Showing the Suicide Wound Was in Very Bad Taste
Finally, I have to comment on the producer's decision to include a scene where a suicidal banker patient has his wrists unbandanged, and we see the results of his previous suicide attempt - a stitched line on his wrist where he cut himself. It is sheer sensationalism and bad taste to show this grisly scene. Does television really have to teach us how to harm ourselves in order to get ratings?
My fear is that any random person watching "Wonderland" won't have the experience working in a psychiatric hospital or receiving care for a mental health problem to know that what they are seeing is distorted and unrepresentative.

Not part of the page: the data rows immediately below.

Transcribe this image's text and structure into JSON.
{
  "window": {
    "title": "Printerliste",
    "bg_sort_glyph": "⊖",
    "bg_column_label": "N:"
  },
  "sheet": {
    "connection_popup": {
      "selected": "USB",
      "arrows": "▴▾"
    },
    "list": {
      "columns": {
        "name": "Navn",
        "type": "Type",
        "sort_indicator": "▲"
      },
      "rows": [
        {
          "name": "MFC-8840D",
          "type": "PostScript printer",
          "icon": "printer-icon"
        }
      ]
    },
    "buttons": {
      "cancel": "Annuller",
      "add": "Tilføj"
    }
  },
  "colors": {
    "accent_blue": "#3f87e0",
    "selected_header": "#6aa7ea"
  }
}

A random person is likely to think that the vision of mental illness presented by "Wonderland" is more or less accurate. It is exactly in helping the audience to form a mistaken and exaggerated understanding of what mental illness is like, that "Wonderland" does its worse disservice to the population at large.
I guess I can't complain too much. At least "Wonderland" may put mental health on the map a little better. In America these days, attention is attention. It doesn't seem to matter if it is negative or positive attention. Maybe as a reaction to the show (and other recent events such as the surgeon general's report), public policy makers will take mental health issues more seriously.
Of course, the final judgment as to whether "Wonderland" will survive, will be its ability to generate an audience and sell advertisements (and not on whether it will help or hurt people). Based on this financial criteria, it is not at all certain that the show will survive in its present form.
I'll be the first to say that I know nothing about how the TV industry works. However, I find it a shame that the first prime time show about mental illness needed to be done in this overblown way. Ultimately people tune into shows like "Wonderland" because they want to care about and connect with the characters portrayed on the screen. Yes, cliff hangers and excitement are necessary components of this drama, but I don't believe that excitements are the primary reason for tuning in. Life is dramatic all by itself, and stories of healing and the hard work of finding your way in the world (which is what mentally ill persons, just like anyone else, have to do to get by) can be quite moving all by themselves enough to find an audience. Rather than choosing to focus on the most extreme forms of mental illness and the most extreme criminal actions perpetrated by mentally ill persons, how much more wonderful could "Wonderland" be if it chooses to focus on the quieter but just as dramatic stories of recovery and hope that mental health clinicians see every day. We may never know.
Mark Dombeck, Ph.D.
Dombeck, M.J. (Apr 2000). "Wonderland's" Distorted Vision [Online].